So where do you stand on blockchain and cryptocurrency? (cryptocurrency has its roots in blockchain). There is a temptation to ignore these new two new technological advances believing that they are just fads. But it looks like they are here to stay as their presence and adoption grows. Earlier this year, the New Zealand government became the first country in the world to allow employers to pay staff via cryptocurrency. That was quite an endorsement for the likes of Bitcoin, Ethereum, Ripple and Litecoin. Other governments are sure to follow.

And following the Singapore Fintech Festival 2019 in November, it was revealed the Monetary Authority of Singapore (MAS) is working with Singapore’s financial services industry to develop a new blockchain-based cross-border digital payment system. Sounds impressive, but what does it mean for employers?

Quite a lot actually. One of the major differences between cryptocurrencies and normal forms of payment is their decentralized status. Cryptocurrency needs no bank, financial institution or clearing system to make payments from one party to another. This is where the speed, safety and cost advantage comes in. 

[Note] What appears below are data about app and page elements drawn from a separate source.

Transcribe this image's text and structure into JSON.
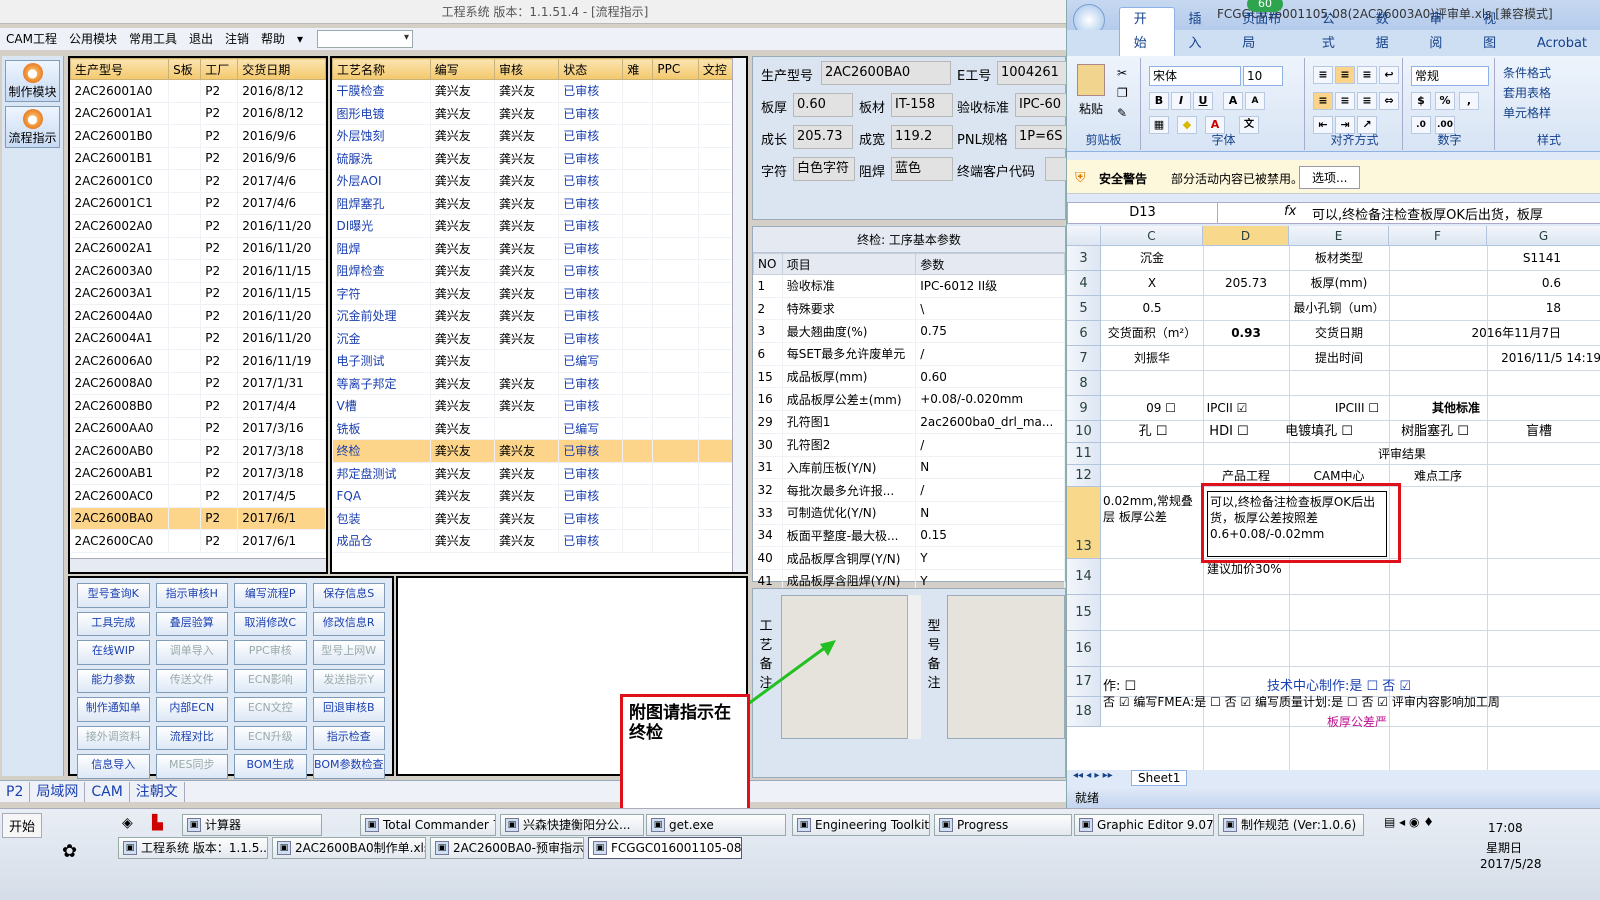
{
  "app": {
    "title": "工程系统  版本：1.1.51.4 - [流程指示]",
    "menu": [
      "CAM工程",
      "公用模块",
      "常用工具",
      "退出",
      "注销",
      "帮助"
    ]
  },
  "sidebar": {
    "buttons": [
      "制作模块",
      "流程指示"
    ]
  },
  "model_grid": {
    "headers": [
      "生产型号",
      "S板",
      "工厂",
      "交货日期"
    ],
    "rows": [
      [
        "2AC26001A0",
        "",
        "P2",
        "2016/8/12"
      ],
      [
        "2AC26001A1",
        "",
        "P2",
        "2016/8/12"
      ],
      [
        "2AC26001B0",
        "",
        "P2",
        "2016/9/6"
      ],
      [
        "2AC26001B1",
        "",
        "P2",
        "2016/9/6"
      ],
      [
        "2AC26001C0",
        "",
        "P2",
        "2017/4/6"
      ],
      [
        "2AC26001C1",
        "",
        "P2",
        "2017/4/6"
      ],
      [
        "2AC26002A0",
        "",
        "P2",
        "2016/11/20"
      ],
      [
        "2AC26002A1",
        "",
        "P2",
        "2016/11/20"
      ],
      [
        "2AC26003A0",
        "",
        "P2",
        "2016/11/15"
      ],
      [
        "2AC26003A1",
        "",
        "P2",
        "2016/11/15"
      ],
      [
        "2AC26004A0",
        "",
        "P2",
        "2016/11/20"
      ],
      [
        "2AC26004A1",
        "",
        "P2",
        "2016/11/20"
      ],
      [
        "2AC26006A0",
        "",
        "P2",
        "2016/11/19"
      ],
      [
        "2AC26008A0",
        "",
        "P2",
        "2017/1/31"
      ],
      [
        "2AC26008B0",
        "",
        "P2",
        "2017/4/4"
      ],
      [
        "2AC2600AA0",
        "",
        "P2",
        "2017/3/16"
      ],
      [
        "2AC2600AB0",
        "",
        "P2",
        "2017/3/18"
      ],
      [
        "2AC2600AB1",
        "",
        "P2",
        "2017/3/18"
      ],
      [
        "2AC2600AC0",
        "",
        "P2",
        "2017/4/5"
      ],
      [
        "2AC2600BA0",
        "",
        "P2",
        "2017/6/1"
      ],
      [
        "2AC2600CA0",
        "",
        "P2",
        "2017/6/1"
      ]
    ],
    "selected": 19
  },
  "process_grid": {
    "headers": [
      "工艺名称",
      "编写",
      "审核",
      "状态",
      "难",
      "PPC",
      "文控"
    ],
    "rows": [
      [
        "干膜检查",
        "龚兴友",
        "龚兴友",
        "已审核"
      ],
      [
        "图形电镀",
        "龚兴友",
        "龚兴友",
        "已审核"
      ],
      [
        "外层蚀刻",
        "龚兴友",
        "龚兴友",
        "已审核"
      ],
      [
        "硫脲洗",
        "龚兴友",
        "龚兴友",
        "已审核"
      ],
      [
        "外层AOI",
        "龚兴友",
        "龚兴友",
        "已审核"
      ],
      [
        "阻焊塞孔",
        "龚兴友",
        "龚兴友",
        "已审核"
      ],
      [
        "DI曝光",
        "龚兴友",
        "龚兴友",
        "已审核"
      ],
      [
        "阻焊",
        "龚兴友",
        "龚兴友",
        "已审核"
      ],
      [
        "阻焊检查",
        "龚兴友",
        "龚兴友",
        "已审核"
      ],
      [
        "字符",
        "龚兴友",
        "龚兴友",
        "已审核"
      ],
      [
        "沉金前处理",
        "龚兴友",
        "龚兴友",
        "已审核"
      ],
      [
        "沉金",
        "龚兴友",
        "龚兴友",
        "已审核"
      ],
      [
        "电子测试",
        "龚兴友",
        "",
        "已编写"
      ],
      [
        "等离子邦定",
        "龚兴友",
        "龚兴友",
        "已审核"
      ],
      [
        "V槽",
        "龚兴友",
        "龚兴友",
        "已审核"
      ],
      [
        "铣板",
        "龚兴友",
        "",
        "已编写"
      ],
      [
        "终检",
        "龚兴友",
        "龚兴友",
        "已审核"
      ],
      [
        "邦定盘测试",
        "龚兴友",
        "龚兴友",
        "已审核"
      ],
      [
        "FQA",
        "龚兴友",
        "龚兴友",
        "已审核"
      ],
      [
        "包装",
        "龚兴友",
        "龚兴友",
        "已审核"
      ],
      [
        "成品仓",
        "龚兴友",
        "龚兴友",
        "已审核"
      ]
    ],
    "selected": 16
  },
  "function_buttons": [
    [
      "型号查询K",
      1
    ],
    [
      "指示审核H",
      1
    ],
    [
      "编写流程P",
      1
    ],
    [
      "保存信息S",
      1
    ],
    [
      "工具完成",
      1
    ],
    [
      "叠层验算",
      1
    ],
    [
      "取消修改C",
      1
    ],
    [
      "修改信息R",
      1
    ],
    [
      "在线WIP",
      1
    ],
    [
      "调单导入",
      0
    ],
    [
      "PPC审核",
      0
    ],
    [
      "型号上网W",
      0
    ],
    [
      "能力参数",
      1
    ],
    [
      "传送文件",
      0
    ],
    [
      "ECN影响",
      0
    ],
    [
      "发送指示Y",
      0
    ],
    [
      "制作通知单",
      1
    ],
    [
      "内部ECN",
      1
    ],
    [
      "ECN文控",
      0
    ],
    [
      "回退审核B",
      1
    ],
    [
      "接外调资料",
      0
    ],
    [
      "流程对比",
      1
    ],
    [
      "ECN升级",
      0
    ],
    [
      "指示检查",
      1
    ],
    [
      "信息导入",
      1
    ],
    [
      "MES同步",
      0
    ],
    [
      "BOM生成",
      1
    ],
    [
      "BOM参数检查",
      1
    ]
  ],
  "info": {
    "model_label": "生产型号",
    "model": "2AC2600BA0",
    "eno_label": "E工号",
    "eno": "1004261",
    "thick_label": "板厚",
    "thick": "0.60",
    "mat_label": "板材",
    "mat": "IT-158",
    "std_label": "验收标准",
    "std": "IPC-60",
    "len_label": "成长",
    "len": "205.73",
    "wid_label": "成宽",
    "wid": "119.2",
    "pnl_label": "PNL规格",
    "pnl": "1P=6S",
    "char_label": "字符",
    "char": "白色字符",
    "mask_label": "阻焊",
    "mask": "蓝色",
    "cust_label": "终端客户代码",
    "cust": ""
  },
  "params": {
    "title": "终检: 工序基本参数",
    "headers": [
      "NO",
      "项目",
      "参数"
    ],
    "rows": [
      [
        "1",
        "验收标准",
        "IPC-6012 II级"
      ],
      [
        "2",
        "特殊要求",
        "\\"
      ],
      [
        "3",
        "最大翘曲度(%)",
        "0.75"
      ],
      [
        "6",
        "每SET最多允许废单元",
        "/"
      ],
      [
        "15",
        "成品板厚(mm)",
        "0.60"
      ],
      [
        "16",
        "成品板厚公差±(mm)",
        "+0.08/-0.020mm"
      ],
      [
        "29",
        "孔符图1",
        "2ac2600ba0_drl_ma..."
      ],
      [
        "30",
        "孔符图2",
        "/"
      ],
      [
        "31",
        "入库前压板(Y/N)",
        "N"
      ],
      [
        "32",
        "每批次最多允许报...",
        "/"
      ],
      [
        "33",
        "可制造优化(Y/N)",
        "N"
      ],
      [
        "34",
        "板面平整度-最大极...",
        "0.15"
      ],
      [
        "40",
        "成品板厚含铜厚(Y/N)",
        "Y"
      ],
      [
        "41",
        "成品板厚含阻焊(Y/N)",
        "Y"
      ]
    ]
  },
  "notes": {
    "process_label": "工艺备注",
    "model_label": "型号备注"
  },
  "bottom_tabs": [
    "P2",
    "局域网",
    "CAM",
    "注朝文"
  ],
  "annotation": "附图请指示在终检",
  "excel": {
    "title": "FCGGC016001105-08(2AC26003A0)评审单.xls [兼容模式]",
    "badge": "60",
    "tabs": [
      "开始",
      "插入",
      "页面布局",
      "公式",
      "数据",
      "审阅",
      "视图",
      "Acrobat"
    ],
    "font": "宋体",
    "size": "10",
    "numfmt": "常规",
    "groups": [
      "剪贴板",
      "字体",
      "对齐方式",
      "数字",
      "样式"
    ],
    "paste": "粘贴",
    "styles": [
      "条件格式",
      "套用表格",
      "单元格样"
    ],
    "security": "安全警告",
    "security_msg": "部分活动内容已被禁用。",
    "options": "选项...",
    "cellref": "D13",
    "fx": "fx",
    "formula": "可以,终检备注检查板厚OK后出货，板厚",
    "cols": [
      "C",
      "D",
      "E",
      "F",
      "G"
    ],
    "rows": [
      "3",
      "4",
      "5",
      "6",
      "7",
      "8",
      "9",
      "10",
      "11",
      "12",
      "13",
      "14",
      "15",
      "16",
      "17",
      "18"
    ],
    "c3": "沉金",
    "e3": "板材类型",
    "g3": "S1141",
    "c4": "X",
    "d4": "205.73",
    "e4": "板厚(mm)",
    "g4": "0.6",
    "c5": "0.5",
    "e5": "最小孔铜（um）",
    "g5": "18",
    "c6": "交货面积（m²）",
    "d6": "0.93",
    "e6": "交货日期",
    "g6": "2016年11月7日",
    "c7": "刘振华",
    "e7": "提出时间",
    "g7": "2016/11/5 14:19",
    "r9": [
      "09 ☐",
      "IPCII ☑",
      "IPCIII ☐",
      "其他标准"
    ],
    "r10": [
      "孔 ☐",
      "HDI ☐",
      "电镀填孔 ☐",
      "树脂塞孔 ☐",
      "盲槽"
    ],
    "r11": "评审结果",
    "r12": [
      "产品工程",
      "CAM中心",
      "难点工序"
    ],
    "c13": "0.02mm,常规叠层 板厚公差",
    "d13": "可以,终检备注检查板厚OK后出货，板厚公差按照差0.6+0.08/-0.02mm",
    "d14": "建议加价30%",
    "r18a": "作: ☐",
    "r18b": "技术中心制作:是 ☐  否 ☑",
    "r18c": "否 ☑  编写FMEA:是 ☐  否 ☑  编写质量计划:是 ☐  否 ☑  评审内容影响加工周",
    "r19": "板厚公差严",
    "sheet": "Sheet1",
    "status": "就绪"
  },
  "taskbar": {
    "start": "开始",
    "items": [
      "计算器",
      "Total Commander 7.0...",
      "兴森快捷衡阳分公...",
      "get.exe",
      "Engineering Toolkit 9....",
      "Progress",
      "Graphic Editor 9.07b2...",
      "制作规范 (Ver:1.0.6)",
      "工程系统  版本：1.1.5...",
      "2AC2600BA0制作单.xls ...",
      "2AC2600BA0-预审指示....",
      "FCGGC016001105-08(..."
    ],
    "time": "17:08",
    "day": "星期日",
    "date": "2017/5/28"
  },
  "colors": {
    "accent": "#1a3fb0",
    "selected_row": "#fcd58a",
    "header": "#f3c86c",
    "annotation_border": "#e0101a",
    "arrow": "#22c022"
  }
}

Perhaps the biggest impact for an employer could be when paying staff. This is particular relevant if you regularly pay salaries to staff based overseas. Not only will employers save money (by bypassing traditional banks and financial institutions), but blockchain can also speed up transactions while making them safer, given the many layers of approval needed. Having blockchain at its core, any payments system will also be more transparent as you can see where the money is throughout the entire chain, as it’s based on a public ledger.

And the advancements of a blockchain-based cross-border payment system couldn’t come at a better time as companies become increasingly global (or regional in some case). More Asian employers are now using remote employees and contractors, building their own virtual worker networks. Then there is the growth of freelancer platforms such as Upwork and Workana, aiding cross-border projects and collaborations while supporting the global gig economy. Having a cheaper, faster and more secure way to pay contractors and freelancers is good news for both parties.

Cryptocurrency had a bad press in its infancy, and is still viewed by some as being incredibly volatile. In many cases that’s still true, but this is fuelled by speculative crypto traders. But we are seeing the emergence of a new type of cryptocurrency known as stablecoin. Stablecoins are cryptocurrencies designed to minimize price volatility as they are backed by real assets such as fiat currency or commodities. Such asset-backed cryptocurrencies could win over more governments, companies and workers.

So as cryptocurrency becomes more user-friendly (and understood), plus more stable, the blockchain technology it’s built on could become a  more viable alternative to the traditional banking system. And after more than 200 years of banks sitting at the centre of the transactional universe, maybe it’s about time for a change. All hail digital disruption.

Blockchain and cryptocurrency Q&A

So what exactly is blockchain?

While it may sound complicated, Blockchain technology is actually fairly easy to understand as new technology goes. Basically, it’s a shared database populated with entries that must be confirmed and encrypted. Think of it as a highly encrypted shared Google Document.

Blockchain tech offers a way to securely and efficiently create a tamper-proof log of sensitive activity (transferring money, sending private data) in a public ledger. That means all transactions are visible and transparent, while the sender can remain anonymous.

How does it relate to cryptocurrency?

Cryptocurrency is essentially digital money, leveraging off blockchain technology. Money is moved via the encrypted network of computers. The key thing is that cryptocurrency is decentralized, so there’s no need for middlemen like banks and clearing houses. This is the major advantage of blockchain-based products and services.

Bitcoin is the most popular cryptocurrency and the most widely used. However, it has proven to be very volatile. There are lots of other cryptocurrencies – in fact there are more than 1600. After Bitcoin, the most popular are Ripple, Ethereum and Tether.

How safe are they?

While blockchain is lauded for being safe and secure, cryptocurrency is another matter. While currencies can be safely stored online in a digital wallet, it’s price is highly volatile at present. This is more about the trading side and speculative nature of cryptocurrency. But more stable cryptocurrencies (stable coins) are starting to emerge.

Of course, nothing stored online can be completely safe from hackers but cryptocurrencies do have very strict safety protocols.